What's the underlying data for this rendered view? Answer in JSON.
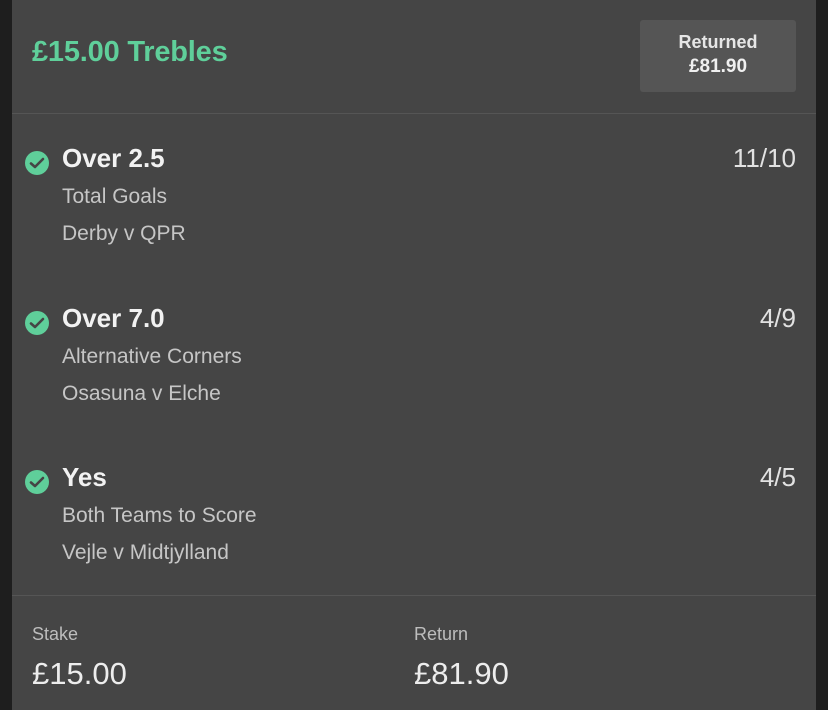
{
  "bet": {
    "title": "£15.00 Trebles",
    "returned_label": "Returned",
    "returned_value": "£81.90"
  },
  "selections": [
    {
      "name": "Over 2.5",
      "market": "Total Goals",
      "event": "Derby v QPR",
      "odds": "11/10",
      "status": "won"
    },
    {
      "name": "Over 7.0",
      "market": "Alternative Corners",
      "event": "Osasuna v Elche",
      "odds": "4/9",
      "status": "won"
    },
    {
      "name": "Yes",
      "market": "Both Teams to Score",
      "event": "Vejle v Midtjylland",
      "odds": "4/5",
      "status": "won"
    }
  ],
  "footer": {
    "stake_label": "Stake",
    "stake_value": "£15.00",
    "return_label": "Return",
    "return_value": "£81.90"
  },
  "colors": {
    "accent": "#5fcf9a",
    "card_background": "#454545",
    "returned_box": "#555555"
  },
  "icons": {
    "selection_status": "check-circle-icon"
  }
}
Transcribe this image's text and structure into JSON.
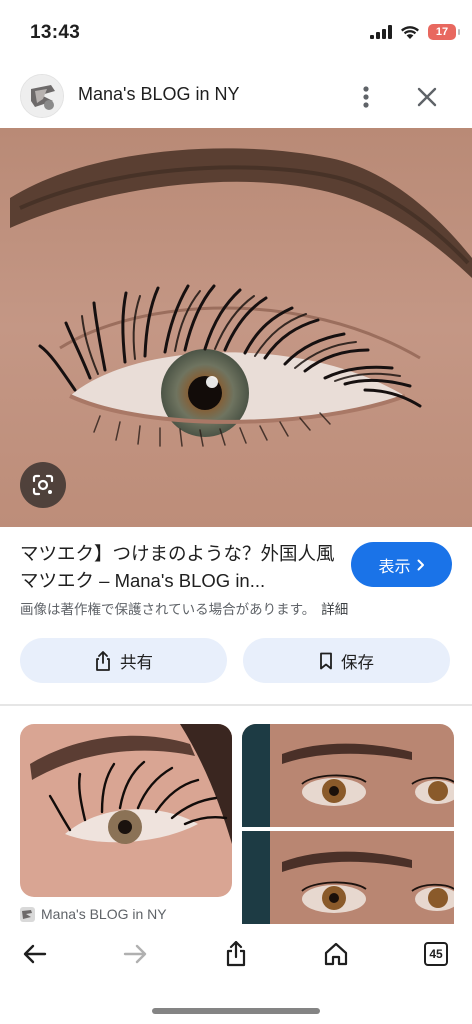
{
  "status": {
    "time": "13:43",
    "battery": "17"
  },
  "header": {
    "site_name": "Mana's BLOG in NY"
  },
  "result": {
    "title": "マツエク】つけまのような？外国人風マツエク – Mana's BLOG in...",
    "visit_label": "表示",
    "copyright_notice": "画像は著作権で保護されている場合があります。",
    "details_label": "詳細",
    "share_label": "共有",
    "save_label": "保存"
  },
  "related": {
    "caption": "Mana's BLOG in NY"
  },
  "toolbar": {
    "tabs_count": "45"
  },
  "colors": {
    "accent": "#1a73e8",
    "pill_bg": "#e8effb",
    "battery": "#e8685f"
  },
  "icons": [
    "signal-icon",
    "wifi-icon",
    "battery-icon",
    "more-vert-icon",
    "close-icon",
    "lens-icon",
    "chevron-right-icon",
    "share-icon",
    "bookmark-icon",
    "back-icon",
    "forward-icon",
    "home-icon",
    "tabs-icon"
  ]
}
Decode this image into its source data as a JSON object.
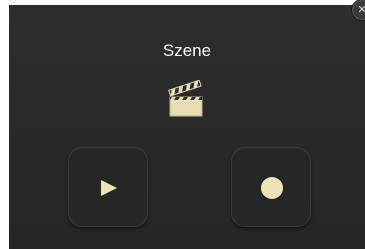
{
  "scene": {
    "title": "Szene",
    "icon": "clapperboard-icon",
    "controls": [
      {
        "name": "play-button",
        "icon": "play-icon"
      },
      {
        "name": "record-button",
        "icon": "record-icon"
      }
    ],
    "close_icon": "close-icon"
  },
  "colors": {
    "tile_background": "#2b2b2b",
    "button_background": "#262626",
    "glyph": "#efe4b8",
    "title_text": "#ffffff"
  }
}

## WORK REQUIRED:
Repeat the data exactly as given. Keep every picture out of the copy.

## RESULT:
What's the underlying data for this rendered view? Answer in JSON.
{
  "bet": {
    "title": "£15.00 Trebles",
    "returned_label": "Returned",
    "returned_value": "£81.90"
  },
  "selections": [
    {
      "name": "Over 2.5",
      "market": "Total Goals",
      "event": "Derby v QPR",
      "odds": "11/10",
      "status": "won"
    },
    {
      "name": "Over 7.0",
      "market": "Alternative Corners",
      "event": "Osasuna v Elche",
      "odds": "4/9",
      "status": "won"
    },
    {
      "name": "Yes",
      "market": "Both Teams to Score",
      "event": "Vejle v Midtjylland",
      "odds": "4/5",
      "status": "won"
    }
  ],
  "footer": {
    "stake_label": "Stake",
    "stake_value": "£15.00",
    "return_label": "Return",
    "return_value": "£81.90"
  },
  "colors": {
    "accent": "#5fcf9a",
    "card_background": "#454545",
    "returned_box": "#555555"
  },
  "icons": {
    "selection_status": "check-circle-icon"
  }
}
Transcribe this image's text and structure into JSON.
{
  "status": {
    "time": "13:43",
    "battery": "17"
  },
  "header": {
    "site_name": "Mana's BLOG in NY"
  },
  "result": {
    "title": "マツエク】つけまのような？外国人風マツエク – Mana's BLOG in...",
    "visit_label": "表示",
    "copyright_notice": "画像は著作権で保護されている場合があります。",
    "details_label": "詳細",
    "share_label": "共有",
    "save_label": "保存"
  },
  "related": {
    "caption": "Mana's BLOG in NY"
  },
  "toolbar": {
    "tabs_count": "45"
  },
  "colors": {
    "accent": "#1a73e8",
    "pill_bg": "#e8effb",
    "battery": "#e8685f"
  },
  "icons": [
    "signal-icon",
    "wifi-icon",
    "battery-icon",
    "more-vert-icon",
    "close-icon",
    "lens-icon",
    "chevron-right-icon",
    "share-icon",
    "bookmark-icon",
    "back-icon",
    "forward-icon",
    "home-icon",
    "tabs-icon"
  ]
}
Decode this image into its source data as a JSON object.
{
  "scene": {
    "title": "Szene",
    "icon": "clapperboard-icon",
    "controls": [
      {
        "name": "play-button",
        "icon": "play-icon"
      },
      {
        "name": "record-button",
        "icon": "record-icon"
      }
    ],
    "close_icon": "close-icon"
  },
  "colors": {
    "tile_background": "#2b2b2b",
    "button_background": "#262626",
    "glyph": "#efe4b8",
    "title_text": "#ffffff"
  }
}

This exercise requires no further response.